Re-ARM Controller 32-bit Board Review for your 3D Printer

Updated on:

We participate in the Amazon affiliate program and may earn a commission if you make a purchase through links on our site. We also participate in other affiliate programs.

If you’re currently using a RAMPS setup with the 8-bit Arduino Mega and you’re feeling limited by the slowness of the 8 bit processor, you might like to switch to the Re-Arm 32 bit micro controller board.

Re-Arm 32 Bit mainboard

Re-ARM Controller 32 Bit Overview

The Re-ARM board is a 32 bit plug-in replacement for the Arduino Mega which only has an 8 bit processor developed by Panucatt Devices. The Re-Arm also runs at 100Mhz which is much faster than the Mega which only runs at 16Mhz.

It uses the popular NXP Arm® Cortex-M3 processor – LPC1768.

This board is compatible with Marlin, Smoothieware and possibly other popular 3D Printer Firmware. Re-Arm Controller is easy to configure and widely discussed on 3D Printer forums.

Re-ARM Controller Stepper Driver Compatibility

The Re-Arm is compatible with all stepper drivers that currently work with the RAMPS and Mega setup. However, with this board you can increase the step rates and try smaller micro step settings.

Checkout out our article comparing Stepper Drivers and they are all compatible with this board. Stepper Driver Comparison 3D Printer Upgrade

Stepper Driver Comparision 3D Printer

Wiring Connection

The board has the capacity to connect 1 heated bed and 2 Hotend Mosfet drivers for your extruder fans. You can also connect 6 end stops and 3 thermistors. You can use the Epcos 100k thermistors and configure them using Marlin or Smoothieware.

All the GPIO pins are 5 volt tolerant, however, the analog pins are only 3.3 volt tolerant.

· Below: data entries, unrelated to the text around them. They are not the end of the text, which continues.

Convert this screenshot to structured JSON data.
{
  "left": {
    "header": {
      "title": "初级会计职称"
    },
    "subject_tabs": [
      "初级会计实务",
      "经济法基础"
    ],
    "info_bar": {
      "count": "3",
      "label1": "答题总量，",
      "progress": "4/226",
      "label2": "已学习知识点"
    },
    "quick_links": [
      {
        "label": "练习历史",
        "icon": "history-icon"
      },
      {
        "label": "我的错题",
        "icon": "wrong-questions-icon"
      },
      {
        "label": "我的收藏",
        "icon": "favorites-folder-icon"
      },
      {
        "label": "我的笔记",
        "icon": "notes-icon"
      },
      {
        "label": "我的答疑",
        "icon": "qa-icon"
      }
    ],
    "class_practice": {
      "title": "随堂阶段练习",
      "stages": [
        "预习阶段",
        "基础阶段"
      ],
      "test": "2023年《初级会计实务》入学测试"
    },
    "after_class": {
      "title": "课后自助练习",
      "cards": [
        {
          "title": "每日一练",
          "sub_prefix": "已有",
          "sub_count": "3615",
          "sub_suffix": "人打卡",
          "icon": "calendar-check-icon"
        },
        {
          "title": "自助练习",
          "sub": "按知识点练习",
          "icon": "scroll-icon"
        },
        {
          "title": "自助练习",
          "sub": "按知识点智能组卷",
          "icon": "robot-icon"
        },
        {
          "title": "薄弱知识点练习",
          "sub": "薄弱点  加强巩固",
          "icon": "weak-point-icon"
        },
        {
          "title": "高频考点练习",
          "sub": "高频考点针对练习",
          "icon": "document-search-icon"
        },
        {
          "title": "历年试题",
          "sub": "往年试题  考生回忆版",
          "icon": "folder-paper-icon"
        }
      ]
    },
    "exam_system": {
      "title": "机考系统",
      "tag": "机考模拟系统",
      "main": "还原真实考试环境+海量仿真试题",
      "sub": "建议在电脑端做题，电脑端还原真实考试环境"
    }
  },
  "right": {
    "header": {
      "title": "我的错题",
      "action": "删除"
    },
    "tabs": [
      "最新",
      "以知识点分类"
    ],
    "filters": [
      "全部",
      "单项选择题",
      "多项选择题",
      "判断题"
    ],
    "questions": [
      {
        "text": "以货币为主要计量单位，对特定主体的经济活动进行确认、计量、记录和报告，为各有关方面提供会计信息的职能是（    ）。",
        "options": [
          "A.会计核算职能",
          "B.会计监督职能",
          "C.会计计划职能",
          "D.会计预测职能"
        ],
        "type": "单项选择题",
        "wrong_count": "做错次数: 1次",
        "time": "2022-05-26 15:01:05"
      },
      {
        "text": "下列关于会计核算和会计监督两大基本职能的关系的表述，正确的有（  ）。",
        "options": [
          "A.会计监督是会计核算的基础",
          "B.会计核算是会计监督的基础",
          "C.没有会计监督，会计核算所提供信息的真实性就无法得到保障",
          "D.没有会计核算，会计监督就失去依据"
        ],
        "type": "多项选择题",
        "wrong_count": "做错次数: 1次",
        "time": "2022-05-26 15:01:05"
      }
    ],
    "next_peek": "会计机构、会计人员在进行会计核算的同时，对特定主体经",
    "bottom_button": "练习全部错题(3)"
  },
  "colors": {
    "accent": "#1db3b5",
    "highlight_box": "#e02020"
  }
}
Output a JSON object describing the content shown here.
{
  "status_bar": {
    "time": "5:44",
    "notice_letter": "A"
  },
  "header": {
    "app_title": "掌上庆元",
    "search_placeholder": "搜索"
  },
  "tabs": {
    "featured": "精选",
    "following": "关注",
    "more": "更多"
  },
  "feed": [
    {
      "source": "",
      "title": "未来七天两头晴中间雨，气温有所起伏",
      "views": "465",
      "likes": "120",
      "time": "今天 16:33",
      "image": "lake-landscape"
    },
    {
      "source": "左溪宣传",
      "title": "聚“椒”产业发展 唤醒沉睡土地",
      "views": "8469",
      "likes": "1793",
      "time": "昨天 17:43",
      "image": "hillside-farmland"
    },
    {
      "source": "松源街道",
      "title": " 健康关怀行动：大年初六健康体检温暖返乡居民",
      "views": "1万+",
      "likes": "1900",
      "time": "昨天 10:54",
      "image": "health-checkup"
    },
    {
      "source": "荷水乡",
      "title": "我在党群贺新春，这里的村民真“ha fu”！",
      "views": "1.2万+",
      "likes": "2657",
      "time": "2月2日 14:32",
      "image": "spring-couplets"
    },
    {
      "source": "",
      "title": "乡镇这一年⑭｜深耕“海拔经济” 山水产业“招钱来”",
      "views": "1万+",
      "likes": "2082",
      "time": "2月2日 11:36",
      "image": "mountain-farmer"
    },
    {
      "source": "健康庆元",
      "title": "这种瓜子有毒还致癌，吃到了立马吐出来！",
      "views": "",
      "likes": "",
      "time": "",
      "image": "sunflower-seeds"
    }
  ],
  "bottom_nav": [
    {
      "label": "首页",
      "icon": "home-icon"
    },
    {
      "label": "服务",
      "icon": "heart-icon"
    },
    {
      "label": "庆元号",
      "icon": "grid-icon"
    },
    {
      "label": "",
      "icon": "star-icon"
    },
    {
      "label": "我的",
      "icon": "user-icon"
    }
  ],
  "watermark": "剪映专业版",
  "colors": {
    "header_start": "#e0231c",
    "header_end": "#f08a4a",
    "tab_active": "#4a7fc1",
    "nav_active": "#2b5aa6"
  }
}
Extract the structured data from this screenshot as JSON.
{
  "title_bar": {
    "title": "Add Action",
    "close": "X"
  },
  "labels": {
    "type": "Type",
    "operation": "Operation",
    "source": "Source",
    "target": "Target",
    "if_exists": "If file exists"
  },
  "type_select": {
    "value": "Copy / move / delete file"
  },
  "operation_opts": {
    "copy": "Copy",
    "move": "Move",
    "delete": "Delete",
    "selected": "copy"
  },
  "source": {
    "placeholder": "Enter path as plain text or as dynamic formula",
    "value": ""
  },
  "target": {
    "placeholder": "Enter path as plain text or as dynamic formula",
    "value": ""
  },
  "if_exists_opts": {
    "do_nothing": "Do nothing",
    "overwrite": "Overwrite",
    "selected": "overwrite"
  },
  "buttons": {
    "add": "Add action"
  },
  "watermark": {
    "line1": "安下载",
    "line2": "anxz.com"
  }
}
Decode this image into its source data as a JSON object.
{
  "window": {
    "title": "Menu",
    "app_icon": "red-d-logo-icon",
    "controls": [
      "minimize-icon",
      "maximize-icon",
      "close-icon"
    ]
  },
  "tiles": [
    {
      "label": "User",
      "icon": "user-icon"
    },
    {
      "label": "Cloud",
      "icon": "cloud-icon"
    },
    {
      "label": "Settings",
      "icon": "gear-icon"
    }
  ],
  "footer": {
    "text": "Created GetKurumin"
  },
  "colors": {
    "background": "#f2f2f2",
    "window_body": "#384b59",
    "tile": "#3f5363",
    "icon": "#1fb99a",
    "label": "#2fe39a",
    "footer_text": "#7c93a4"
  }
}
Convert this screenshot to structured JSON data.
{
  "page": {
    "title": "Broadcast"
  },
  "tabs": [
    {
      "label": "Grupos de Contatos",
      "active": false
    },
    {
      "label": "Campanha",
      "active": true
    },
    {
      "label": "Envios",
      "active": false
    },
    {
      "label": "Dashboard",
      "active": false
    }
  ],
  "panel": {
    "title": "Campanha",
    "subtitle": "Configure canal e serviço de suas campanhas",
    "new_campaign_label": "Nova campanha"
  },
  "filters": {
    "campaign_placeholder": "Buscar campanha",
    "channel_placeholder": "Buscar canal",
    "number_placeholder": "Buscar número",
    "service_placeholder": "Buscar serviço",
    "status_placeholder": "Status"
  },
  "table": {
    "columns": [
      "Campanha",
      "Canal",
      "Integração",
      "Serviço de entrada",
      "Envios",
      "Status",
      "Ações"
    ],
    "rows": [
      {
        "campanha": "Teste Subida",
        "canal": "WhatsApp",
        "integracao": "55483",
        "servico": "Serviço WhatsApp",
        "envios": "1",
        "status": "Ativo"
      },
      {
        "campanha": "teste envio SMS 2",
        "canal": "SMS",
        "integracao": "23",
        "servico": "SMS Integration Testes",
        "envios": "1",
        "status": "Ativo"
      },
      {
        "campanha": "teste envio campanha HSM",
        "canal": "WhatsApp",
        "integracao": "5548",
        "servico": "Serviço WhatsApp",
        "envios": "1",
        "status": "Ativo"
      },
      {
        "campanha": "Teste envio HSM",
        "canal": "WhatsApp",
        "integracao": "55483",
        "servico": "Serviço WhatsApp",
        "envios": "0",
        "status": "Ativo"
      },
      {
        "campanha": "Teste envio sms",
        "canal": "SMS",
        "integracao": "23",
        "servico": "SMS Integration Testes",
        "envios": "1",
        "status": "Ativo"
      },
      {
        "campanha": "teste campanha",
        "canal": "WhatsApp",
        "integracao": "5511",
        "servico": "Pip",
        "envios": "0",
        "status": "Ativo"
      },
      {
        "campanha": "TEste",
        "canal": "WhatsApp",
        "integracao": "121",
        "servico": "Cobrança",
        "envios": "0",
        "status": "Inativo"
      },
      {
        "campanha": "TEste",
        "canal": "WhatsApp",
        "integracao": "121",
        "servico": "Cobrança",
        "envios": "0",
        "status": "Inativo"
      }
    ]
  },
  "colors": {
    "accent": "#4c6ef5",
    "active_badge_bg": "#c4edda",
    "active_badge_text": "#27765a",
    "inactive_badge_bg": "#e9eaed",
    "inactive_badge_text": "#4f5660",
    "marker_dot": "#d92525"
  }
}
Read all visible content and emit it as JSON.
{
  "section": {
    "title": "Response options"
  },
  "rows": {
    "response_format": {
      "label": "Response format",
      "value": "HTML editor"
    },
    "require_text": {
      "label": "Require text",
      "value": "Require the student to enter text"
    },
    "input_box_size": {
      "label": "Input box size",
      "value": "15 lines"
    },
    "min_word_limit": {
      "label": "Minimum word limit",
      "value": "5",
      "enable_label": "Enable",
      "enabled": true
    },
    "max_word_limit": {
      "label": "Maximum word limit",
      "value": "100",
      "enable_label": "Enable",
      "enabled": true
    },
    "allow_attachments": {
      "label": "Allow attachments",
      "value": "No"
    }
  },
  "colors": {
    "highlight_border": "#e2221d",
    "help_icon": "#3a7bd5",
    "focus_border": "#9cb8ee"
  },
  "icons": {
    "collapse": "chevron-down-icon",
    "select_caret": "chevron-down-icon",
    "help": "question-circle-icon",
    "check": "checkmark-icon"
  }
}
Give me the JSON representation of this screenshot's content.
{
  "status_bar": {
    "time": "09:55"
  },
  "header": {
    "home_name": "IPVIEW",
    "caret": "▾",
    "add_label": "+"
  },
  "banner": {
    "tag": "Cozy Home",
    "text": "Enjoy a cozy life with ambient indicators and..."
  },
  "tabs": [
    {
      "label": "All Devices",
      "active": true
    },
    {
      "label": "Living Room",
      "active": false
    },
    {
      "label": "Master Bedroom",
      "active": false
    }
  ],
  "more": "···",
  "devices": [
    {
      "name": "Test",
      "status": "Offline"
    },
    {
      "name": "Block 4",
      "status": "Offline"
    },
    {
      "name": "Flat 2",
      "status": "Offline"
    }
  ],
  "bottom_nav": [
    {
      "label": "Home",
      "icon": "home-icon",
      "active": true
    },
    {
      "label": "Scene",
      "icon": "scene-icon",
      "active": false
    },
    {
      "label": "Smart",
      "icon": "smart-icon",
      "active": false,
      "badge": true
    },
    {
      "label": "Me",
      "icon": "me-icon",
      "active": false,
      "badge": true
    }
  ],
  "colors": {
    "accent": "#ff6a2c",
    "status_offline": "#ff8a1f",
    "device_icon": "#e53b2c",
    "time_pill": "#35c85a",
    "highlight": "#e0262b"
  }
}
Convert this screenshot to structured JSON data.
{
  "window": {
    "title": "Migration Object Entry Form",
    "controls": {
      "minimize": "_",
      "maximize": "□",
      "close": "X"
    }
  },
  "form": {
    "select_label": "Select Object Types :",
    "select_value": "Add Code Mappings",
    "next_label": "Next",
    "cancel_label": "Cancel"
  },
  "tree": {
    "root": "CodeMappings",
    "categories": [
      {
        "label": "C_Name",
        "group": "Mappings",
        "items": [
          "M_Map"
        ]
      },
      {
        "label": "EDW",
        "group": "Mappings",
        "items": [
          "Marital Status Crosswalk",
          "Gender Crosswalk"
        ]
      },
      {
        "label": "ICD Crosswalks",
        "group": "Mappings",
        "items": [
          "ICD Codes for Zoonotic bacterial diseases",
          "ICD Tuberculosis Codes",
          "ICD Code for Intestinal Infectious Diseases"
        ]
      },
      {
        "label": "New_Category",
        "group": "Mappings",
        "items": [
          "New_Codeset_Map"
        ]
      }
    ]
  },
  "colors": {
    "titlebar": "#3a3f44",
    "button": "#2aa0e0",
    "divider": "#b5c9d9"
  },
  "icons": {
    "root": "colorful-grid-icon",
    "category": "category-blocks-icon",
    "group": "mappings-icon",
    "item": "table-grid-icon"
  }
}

Make sure that you’re aware of this because if you plug 5 volts into the analog pins, you’re likely to fry the board.

Here is a great starter set for common 3D Printer connectors and crimping tool.

Qibaok Crimping Tool Kit Ratcheting Crimper with 1550PCS 2.54mm Dupont Connectors and 760pcs 2.54mm JST-XH Connectors for AWG 26-20(0.1-0.5mm²)

Ethernet Compatibility

You can use an Ethernet add-on board to enable the use of Smoothieware’s built in web control.

USB and SD Card Compatibility

The Re-Arm has an onboard Micro-SD slot and a Mini USB Port for Octoprint or External Connection.

Re-ARM Controller Displays Compatibility

The Re-Arm is compatible with SPI Displays like the most common RepRap Discount display, TFT Displays or other compatible displays.

ramps lcd reprap discount
RepRap Discount LCD
MKS TFT28 3D Printer LCD
MKS TFT28 Full-Color Touch Screen

Benefits Of Using the Re-ARM Controller

So, what are the benefits of upgrading to this board?

  • Faster and more powerful 32-bit processor
  • Runs on open source firmware (Smoothieware & Marlin)
  • Easy to configure using the on-board SD card or Micro USB Port
  • You can run smaller micro-step stepper drivers including 1/128 drivers
  • 5 volt tolerant GPIO pins. The analog pins are 3.3 volt tolerant
  • Can support 6 end stops and 3 thermistor inputs
  • Supports LCD & TFT displays

Who Is This Board Ideal For?

You might be wondering if the Re-Arm is what you need. Here’s a rundown of who would benefit from installing this board.

  • Anyone who has an existing RAMPS setup and wants the power of a 32 bit processor.
  • Enthusiasts who have multiple printers but are on a budget. You can easily swap out the board to whichever machine you want to use due to its plug-in capability.
  • If you just want to test whether using a 32 bit processor will help with your printing capabilities, then this board is good value.
  • Anyone who loves to tinker, invent or code will benefit from getting this board.


The Re-Arm 32 bit Micro Controller Board is great value if you want to upgrade to a faster processor, especially if you currently have a complete RAMPS setup and you’re using the slower 8 bit Arduino Mega board.

Photo of author

Garrett Dunham

A trained Mechanical Engineer and lifelong tinker, Garrett chose to attend Cal Poly San Luis Obispo's engineering proram because they had a 3D printer... back when they were called "rapid prototypers". "The first time I held something I designed and 3D printed, my mind exploded. Just hours earlier my idea was just a thought - and now it's a thing I'm holding." Now, years later, Garrett brings his love of tinkering, inventing, engineering, and 3D printing to the Makershop community.